However, federal law allows individuals as young as 18 to purchase a long gun, including an assault rifle like the ones the Buffalo and Uvalde shooters purchased legally and used in their massacres. Some states (but not Texas or New York) have set higher age minimums for the purchase of long guns. Federal law regulates handguns, which are used in the majority of gun homicides, slightly more strictly—the minimum age to buy a handgun is 21.

If Congress really wanted to make it harder for dangerous young men to obtain deadly weapons, they could set a minimum age of 21 to purchase a firearm (with exceptions for those in military service). Although majority-conservative panels of judges have recently struck down such laws at the state level, the results of a recent Harvard-Harris poll (conducted prior to the Uvalde shooting, but after the Buffalo shooting) revealed that 76% of voters would support raising the minimum age requirement for gun purchases to 21.
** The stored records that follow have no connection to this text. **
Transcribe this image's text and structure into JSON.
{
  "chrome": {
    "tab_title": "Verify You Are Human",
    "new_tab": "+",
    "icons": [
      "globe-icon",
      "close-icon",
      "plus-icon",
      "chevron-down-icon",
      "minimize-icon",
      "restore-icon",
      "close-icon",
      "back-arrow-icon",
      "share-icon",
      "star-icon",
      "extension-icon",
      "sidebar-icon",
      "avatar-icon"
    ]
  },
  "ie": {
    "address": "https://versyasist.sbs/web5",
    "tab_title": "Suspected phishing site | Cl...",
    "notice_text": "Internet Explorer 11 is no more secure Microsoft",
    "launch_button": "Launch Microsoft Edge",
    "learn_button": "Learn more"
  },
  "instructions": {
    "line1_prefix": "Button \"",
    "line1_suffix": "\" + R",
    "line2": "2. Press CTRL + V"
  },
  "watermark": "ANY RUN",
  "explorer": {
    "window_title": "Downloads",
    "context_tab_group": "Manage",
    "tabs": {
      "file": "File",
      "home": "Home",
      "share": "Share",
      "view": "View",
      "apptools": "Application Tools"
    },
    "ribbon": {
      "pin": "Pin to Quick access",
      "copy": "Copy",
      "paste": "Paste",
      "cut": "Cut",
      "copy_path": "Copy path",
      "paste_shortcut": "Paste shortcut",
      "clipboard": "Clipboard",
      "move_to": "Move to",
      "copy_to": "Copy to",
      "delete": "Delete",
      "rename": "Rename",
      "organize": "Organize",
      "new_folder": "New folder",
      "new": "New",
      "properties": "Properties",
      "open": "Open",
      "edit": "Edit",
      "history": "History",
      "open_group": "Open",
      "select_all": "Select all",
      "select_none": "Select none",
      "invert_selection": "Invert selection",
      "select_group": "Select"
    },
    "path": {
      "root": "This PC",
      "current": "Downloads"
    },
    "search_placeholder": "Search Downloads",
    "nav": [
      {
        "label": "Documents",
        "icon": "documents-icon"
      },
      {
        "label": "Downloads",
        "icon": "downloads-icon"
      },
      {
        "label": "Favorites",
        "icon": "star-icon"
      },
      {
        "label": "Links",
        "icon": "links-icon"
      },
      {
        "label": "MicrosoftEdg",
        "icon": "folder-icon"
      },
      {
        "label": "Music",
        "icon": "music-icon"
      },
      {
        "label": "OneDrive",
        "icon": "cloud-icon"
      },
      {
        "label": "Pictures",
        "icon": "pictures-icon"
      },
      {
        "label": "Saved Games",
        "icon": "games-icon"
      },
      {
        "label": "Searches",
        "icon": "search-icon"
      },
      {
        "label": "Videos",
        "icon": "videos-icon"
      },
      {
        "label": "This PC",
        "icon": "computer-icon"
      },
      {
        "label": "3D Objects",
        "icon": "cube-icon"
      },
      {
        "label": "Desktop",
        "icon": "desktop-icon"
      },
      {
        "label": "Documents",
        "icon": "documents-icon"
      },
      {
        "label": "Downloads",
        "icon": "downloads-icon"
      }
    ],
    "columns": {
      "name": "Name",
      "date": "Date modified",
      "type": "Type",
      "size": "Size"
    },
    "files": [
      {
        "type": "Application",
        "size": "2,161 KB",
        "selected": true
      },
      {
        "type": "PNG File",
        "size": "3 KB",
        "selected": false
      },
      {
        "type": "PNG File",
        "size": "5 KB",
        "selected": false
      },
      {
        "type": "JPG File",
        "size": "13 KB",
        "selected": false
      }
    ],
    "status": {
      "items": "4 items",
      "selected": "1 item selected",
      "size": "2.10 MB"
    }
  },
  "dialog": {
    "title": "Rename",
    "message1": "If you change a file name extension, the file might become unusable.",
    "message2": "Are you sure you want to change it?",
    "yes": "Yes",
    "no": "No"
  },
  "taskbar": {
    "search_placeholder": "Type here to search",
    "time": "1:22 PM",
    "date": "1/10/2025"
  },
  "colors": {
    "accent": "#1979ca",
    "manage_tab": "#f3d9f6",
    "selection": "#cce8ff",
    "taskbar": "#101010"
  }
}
Following the Uvalde shooting, Democratic Senator Dianne Feinstein called for the Senate to revisit the Age 21 Act, which she and former Republican Senator Jeff Flake had originally proposed in the wake of the Parkland, Florida shooting in 2018. Referring to the two most recent mass shootings, she wrote in a press release, “Both these teenage shooters would have been turned away at a bar. But they were able to walk into gun stores and legally purchase one of the most deadly weapons available.” Similarly, in the House, Representatives Anthony G. Brown (D-MD) and Brian Fitzpatrick (R-PA) have renewed calls to support the bipartisan Raise the Age Act.

The United States unfortunately has decades of data proving that young, mentally ill men are the most likely to engage in mass shootings. Two common-sense measures—enacting red flag laws and raising the minimum age to buy a gun—preserve the Second Amendment rights of law-abiding citizens, and most importantly, could preserve lives. Congress should act on both priorities now.